YOUR OBJECTIVE
Present each line of the entries below that holds the word "text".

MATERIAL FOR THE TASK

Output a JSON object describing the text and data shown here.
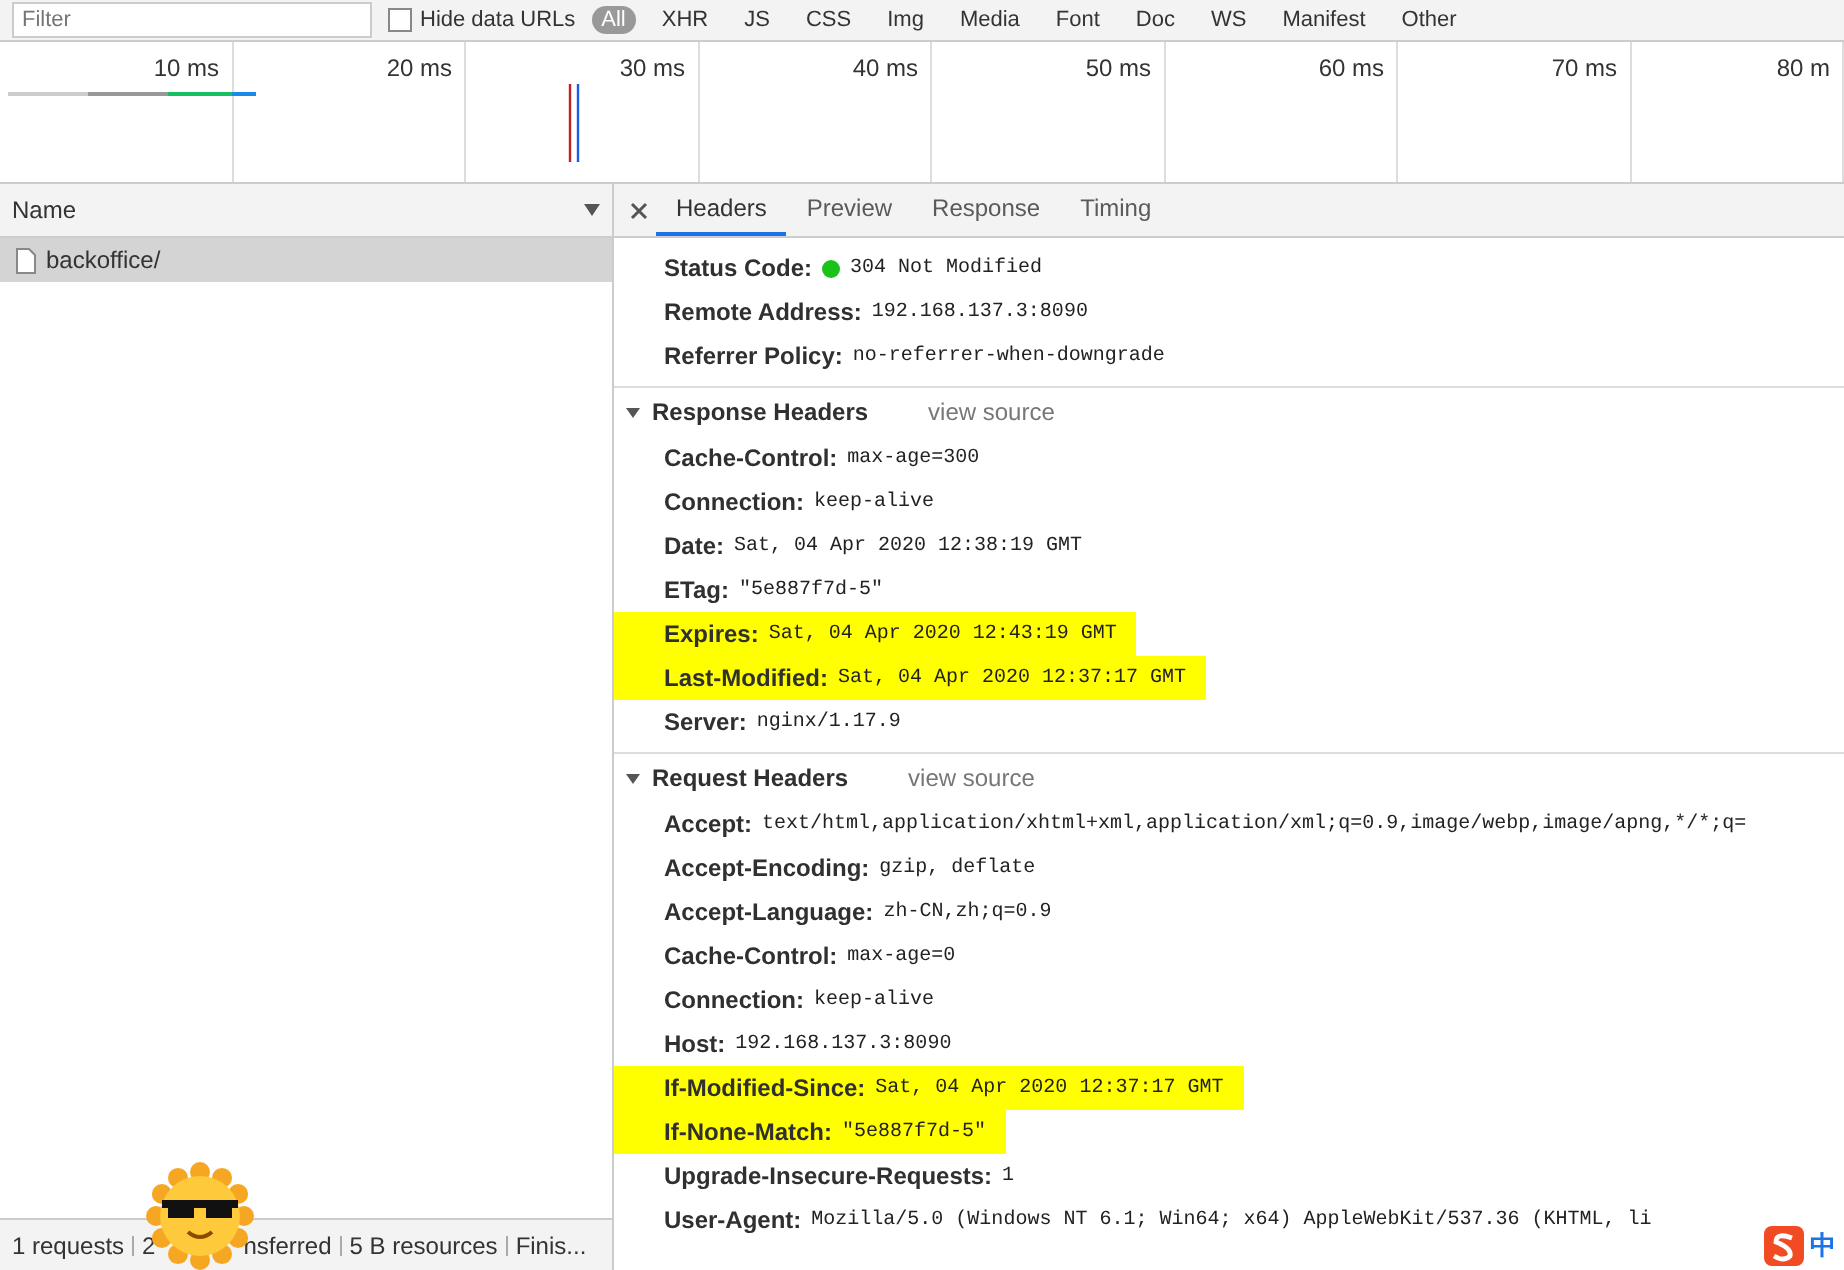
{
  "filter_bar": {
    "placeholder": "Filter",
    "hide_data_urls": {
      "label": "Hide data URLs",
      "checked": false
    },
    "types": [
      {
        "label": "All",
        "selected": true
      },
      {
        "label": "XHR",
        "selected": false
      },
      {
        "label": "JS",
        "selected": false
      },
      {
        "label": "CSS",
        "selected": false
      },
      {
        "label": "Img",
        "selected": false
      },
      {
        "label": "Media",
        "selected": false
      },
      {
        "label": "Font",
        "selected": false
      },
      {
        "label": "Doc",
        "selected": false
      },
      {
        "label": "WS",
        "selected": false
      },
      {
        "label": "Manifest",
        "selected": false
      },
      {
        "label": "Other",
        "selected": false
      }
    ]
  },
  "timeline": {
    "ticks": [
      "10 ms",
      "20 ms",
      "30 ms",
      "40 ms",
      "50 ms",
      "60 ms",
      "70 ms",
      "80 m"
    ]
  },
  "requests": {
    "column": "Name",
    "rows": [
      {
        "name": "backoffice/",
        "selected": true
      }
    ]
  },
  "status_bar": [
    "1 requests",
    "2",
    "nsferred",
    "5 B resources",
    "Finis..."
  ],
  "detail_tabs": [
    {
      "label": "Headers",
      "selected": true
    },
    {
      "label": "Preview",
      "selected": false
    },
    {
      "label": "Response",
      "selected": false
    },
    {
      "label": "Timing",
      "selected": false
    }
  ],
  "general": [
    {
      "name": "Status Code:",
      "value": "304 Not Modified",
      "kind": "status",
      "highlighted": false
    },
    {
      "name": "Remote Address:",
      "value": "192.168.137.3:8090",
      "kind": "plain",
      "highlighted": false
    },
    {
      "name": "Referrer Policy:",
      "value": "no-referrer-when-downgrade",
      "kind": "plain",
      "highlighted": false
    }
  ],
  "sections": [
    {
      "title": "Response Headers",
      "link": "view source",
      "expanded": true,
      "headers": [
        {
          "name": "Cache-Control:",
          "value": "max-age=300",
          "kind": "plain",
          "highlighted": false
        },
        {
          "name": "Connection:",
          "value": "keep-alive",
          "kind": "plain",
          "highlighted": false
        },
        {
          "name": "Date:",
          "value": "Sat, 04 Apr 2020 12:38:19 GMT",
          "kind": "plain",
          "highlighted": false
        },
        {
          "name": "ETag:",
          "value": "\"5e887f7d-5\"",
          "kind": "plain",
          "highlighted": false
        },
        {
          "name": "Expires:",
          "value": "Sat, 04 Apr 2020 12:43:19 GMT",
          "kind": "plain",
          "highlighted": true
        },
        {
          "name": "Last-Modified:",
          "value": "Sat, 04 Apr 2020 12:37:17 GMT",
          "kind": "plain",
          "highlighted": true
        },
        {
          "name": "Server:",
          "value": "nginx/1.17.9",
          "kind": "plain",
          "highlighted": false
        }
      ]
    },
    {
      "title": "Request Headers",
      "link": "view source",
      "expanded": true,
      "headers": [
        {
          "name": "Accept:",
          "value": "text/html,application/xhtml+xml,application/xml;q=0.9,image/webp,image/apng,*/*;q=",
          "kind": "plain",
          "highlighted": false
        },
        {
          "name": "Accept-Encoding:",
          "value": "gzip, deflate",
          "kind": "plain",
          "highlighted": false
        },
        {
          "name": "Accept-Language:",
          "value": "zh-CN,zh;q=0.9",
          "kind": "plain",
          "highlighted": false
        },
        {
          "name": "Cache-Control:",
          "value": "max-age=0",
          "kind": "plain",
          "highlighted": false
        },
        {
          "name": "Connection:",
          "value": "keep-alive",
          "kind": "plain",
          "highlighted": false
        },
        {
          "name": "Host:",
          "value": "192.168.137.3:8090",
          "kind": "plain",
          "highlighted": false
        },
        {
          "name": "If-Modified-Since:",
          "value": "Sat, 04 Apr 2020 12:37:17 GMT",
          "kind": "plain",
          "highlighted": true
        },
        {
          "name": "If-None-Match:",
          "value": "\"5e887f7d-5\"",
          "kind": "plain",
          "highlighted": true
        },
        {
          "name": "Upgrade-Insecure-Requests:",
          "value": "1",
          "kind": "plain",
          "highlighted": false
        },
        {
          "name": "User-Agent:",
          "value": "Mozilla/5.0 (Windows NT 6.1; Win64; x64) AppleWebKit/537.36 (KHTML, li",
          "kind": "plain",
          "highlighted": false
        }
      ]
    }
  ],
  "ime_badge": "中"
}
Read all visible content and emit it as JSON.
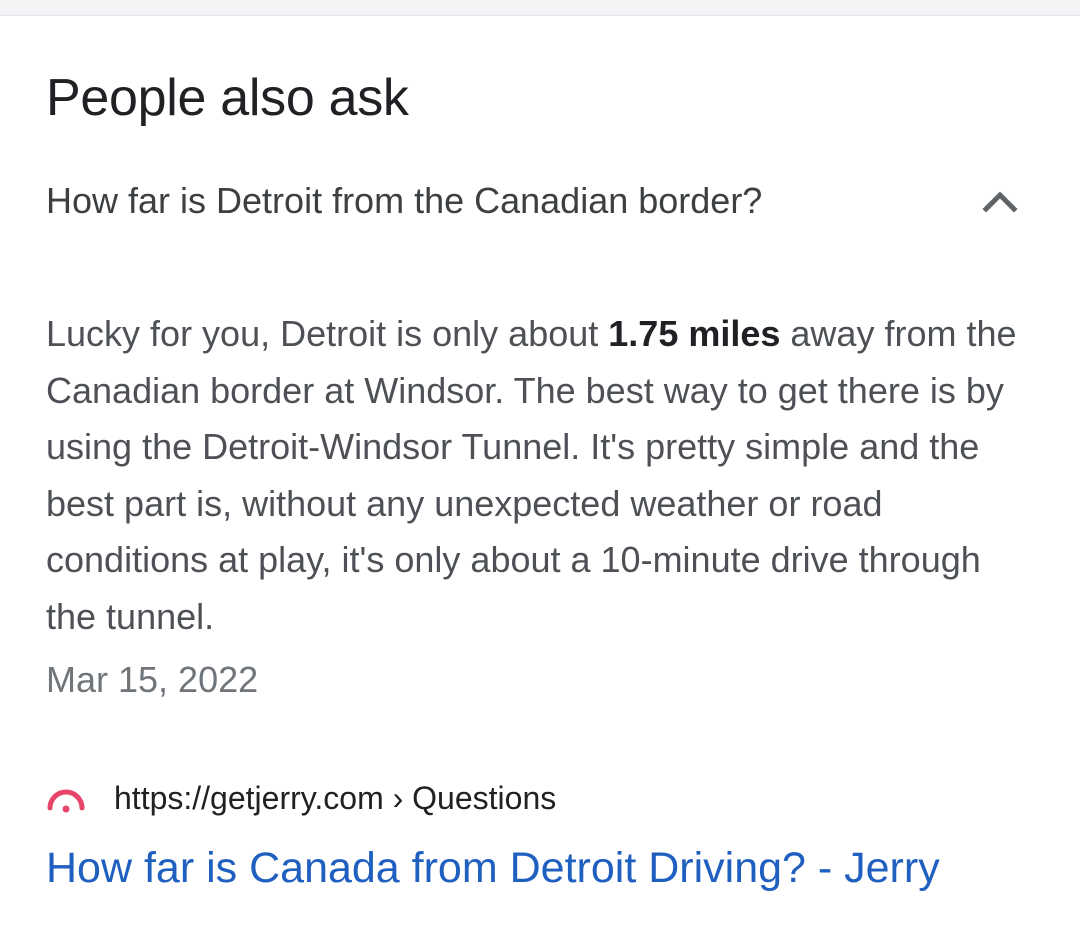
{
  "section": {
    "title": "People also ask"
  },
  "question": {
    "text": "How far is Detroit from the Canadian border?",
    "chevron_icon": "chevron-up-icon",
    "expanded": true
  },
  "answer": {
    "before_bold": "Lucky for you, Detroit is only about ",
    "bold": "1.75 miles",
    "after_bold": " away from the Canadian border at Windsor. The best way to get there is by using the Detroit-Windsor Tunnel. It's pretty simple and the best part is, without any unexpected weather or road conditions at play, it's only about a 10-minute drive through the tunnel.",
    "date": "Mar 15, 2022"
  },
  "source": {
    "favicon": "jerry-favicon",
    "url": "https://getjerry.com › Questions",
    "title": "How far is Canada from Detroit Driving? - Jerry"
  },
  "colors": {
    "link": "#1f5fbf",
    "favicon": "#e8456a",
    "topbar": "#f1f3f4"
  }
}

REPLY
Output a JSON object describing the text and data shown here.
          "value": "text/html,application/xhtml+xml,application/xml;q=0.9,image/webp,image/apng,*/*;q=",
    "text": "How far is Detroit from the Canadian border?",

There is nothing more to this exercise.